Petersham, London facts for kids
|Population||10,317 (2011 Census. Ham, Petersham and Richmond Riverside Ward)|
|OS grid reference|
|Ceremonial county||Greater London|
|Sovereign state||United Kingdom|
Petersham is a place in the London Borough of Richmond upon Thames on the east of the bend in the River Thames south of Richmond, which it shares with neighbouring Ham. It provides the foreground of the scenic view from Richmond Hill across Petersham Meadows, with Ham House further along the river. Other nearby places include: Twickenham, Isleworth, Teddington, Mortlake and Roehampton.
Petersham appears in Domesday Book (1086) as Patricesham. It was held by Chertsey Abbey. Its assets were: 4 hides; 1 church, 5 ploughs, 1 fishery worth 1000 eels and 1000 lampreys, 3 acres (1.2 ha) of meadow. It rendered £6 10s 0d.
The village was the birthplace in 1682 of Archibald Campbell, later 3rd Duke of Argyll and Earl of Islay. He went on to found the Royal Bank of Scotland in Edinburgh in 1727, and his face is on the obverse of all of the Royal Bank's current banknotes.
The explorer George Vancouver retired to Petersham, where he wrote the A Voyage Of Discovery To The North Pacific Ocean, And Round The World whilst living in what is now called "Glen Cottage" in River Lane. He died in 1798 and is buried in the churchyard of Petersham Parish Church. His grave in Portland stone, renovated in the 1960s, is now Grade II listed in view of its historical associations.
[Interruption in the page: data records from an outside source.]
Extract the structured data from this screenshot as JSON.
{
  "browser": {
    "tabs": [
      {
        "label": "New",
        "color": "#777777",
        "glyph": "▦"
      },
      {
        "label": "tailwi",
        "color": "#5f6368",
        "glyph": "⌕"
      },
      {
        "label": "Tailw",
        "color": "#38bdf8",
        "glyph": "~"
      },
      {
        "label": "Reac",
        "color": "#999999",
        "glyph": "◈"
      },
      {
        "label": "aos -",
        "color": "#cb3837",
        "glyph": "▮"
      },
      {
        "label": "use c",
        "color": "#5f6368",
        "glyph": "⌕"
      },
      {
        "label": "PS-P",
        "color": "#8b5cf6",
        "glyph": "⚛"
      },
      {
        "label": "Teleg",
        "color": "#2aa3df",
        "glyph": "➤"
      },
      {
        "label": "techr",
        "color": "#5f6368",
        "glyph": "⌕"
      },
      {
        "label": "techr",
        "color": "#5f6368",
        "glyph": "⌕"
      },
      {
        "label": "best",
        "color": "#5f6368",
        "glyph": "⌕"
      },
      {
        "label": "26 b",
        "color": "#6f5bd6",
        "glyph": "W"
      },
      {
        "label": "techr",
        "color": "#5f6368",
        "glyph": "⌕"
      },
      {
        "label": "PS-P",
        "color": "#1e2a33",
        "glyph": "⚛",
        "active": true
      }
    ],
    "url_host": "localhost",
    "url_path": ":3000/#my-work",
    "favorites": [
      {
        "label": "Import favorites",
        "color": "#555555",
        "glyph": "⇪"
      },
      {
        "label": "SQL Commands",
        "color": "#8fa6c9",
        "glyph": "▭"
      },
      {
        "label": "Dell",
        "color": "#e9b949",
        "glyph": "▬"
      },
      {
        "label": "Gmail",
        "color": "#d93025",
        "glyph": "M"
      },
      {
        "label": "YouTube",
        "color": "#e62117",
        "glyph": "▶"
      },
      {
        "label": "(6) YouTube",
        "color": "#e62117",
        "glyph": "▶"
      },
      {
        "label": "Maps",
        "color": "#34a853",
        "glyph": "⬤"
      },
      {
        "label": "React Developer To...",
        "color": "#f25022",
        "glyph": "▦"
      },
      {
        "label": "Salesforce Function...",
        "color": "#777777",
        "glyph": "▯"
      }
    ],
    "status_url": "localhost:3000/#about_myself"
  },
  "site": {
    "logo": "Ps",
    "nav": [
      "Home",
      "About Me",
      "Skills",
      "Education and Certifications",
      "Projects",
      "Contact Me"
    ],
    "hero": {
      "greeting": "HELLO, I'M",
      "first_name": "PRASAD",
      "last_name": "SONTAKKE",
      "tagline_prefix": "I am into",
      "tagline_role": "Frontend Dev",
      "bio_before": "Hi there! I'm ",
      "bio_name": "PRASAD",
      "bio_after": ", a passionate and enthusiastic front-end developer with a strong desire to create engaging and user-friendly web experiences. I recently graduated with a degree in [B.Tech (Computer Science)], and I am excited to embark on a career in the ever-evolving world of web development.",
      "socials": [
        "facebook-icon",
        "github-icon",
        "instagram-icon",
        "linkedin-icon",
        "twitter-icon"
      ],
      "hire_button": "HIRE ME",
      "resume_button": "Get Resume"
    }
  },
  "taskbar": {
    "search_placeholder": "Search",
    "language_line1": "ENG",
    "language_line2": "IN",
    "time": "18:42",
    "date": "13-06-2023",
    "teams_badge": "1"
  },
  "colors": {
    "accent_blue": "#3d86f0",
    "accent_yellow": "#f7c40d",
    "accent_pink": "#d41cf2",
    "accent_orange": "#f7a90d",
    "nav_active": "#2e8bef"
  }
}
In 1847 Queen Victoria granted Pembroke Lodge in the Petersham part of Richmond Park to John Russell, 1st Earl Russell and it became their family home. Lord Russell's grandson, Bertrand Russell, spent some of his childhood there also. During World War II the GHQ Liaison Regiment (also known as Phantom) established its regimental headquarters nearby at The Richmond Hill Hotel, with its base (including the officers' mess and billet) at Pembroke Lodge.
In the early 19th century, Charles Stanhope, 4th Earl of Harrington, styled Lord Petersham, gave the name to a type of greatcoat. In 1955 Petersham also gave its name to HMS Petersham which was a Ham class minesweeper.
Listed buildings include a watchman's box that also served as a village lock-up and dates from 1787.
Petersham Road (part of the A307) includes an extremely sharp right-angled bend edged by a pair of handsome wrought-iron gates. This is the entrance to Montrose House, one of the most notable houses in Petersham. After a spate of serious accidents on the bend in the road, the neighbours formed a group in the 1850s called Trustees of the Road. The Hon. Algernon Tollemache of Ham House was their leader and they managed to persuade the owner of Montrose House to part with some land to reduce the sharpness of the bend. But various dents in the brick wall today reveal that motorists are still taken unawares by it.
Adjacent to Montrose House and equally as impressive is Rutland Lodge, built in 1666 for a Lord Mayor of London.
Another interesting house in Petersham is Douglas House, just off the west drive to Ham House. One of its more notable inhabitants was Catherine, Duchess of Queensberry. In 1969 it was bought by the Federal Republic of Germany for use as a German school. New buildings have been erected in the grounds, but the original house and stables have been preserved.
St Peter's Church
Petersham Parish Church is believed to pre-date the Norman conquest of England as a church at Petersham is mentioned in Domesday Book.
All Saints' Church
All Saints' on Bute Avenue was built as a church but was never consecrated. It was built between 1899 and 1909 by Leeds architect John Kelly for Mrs Rachael Warde (née Walker) (1841–1906) as a memorial to her parents who had lived at Petersham House. It has been used as a recording studio and as a filming location. During World War II it was used as an Anti-Aircraft Command post. It is now a private residence.
Petersham, London Facts for Kids. Kiddle Encyclopedia.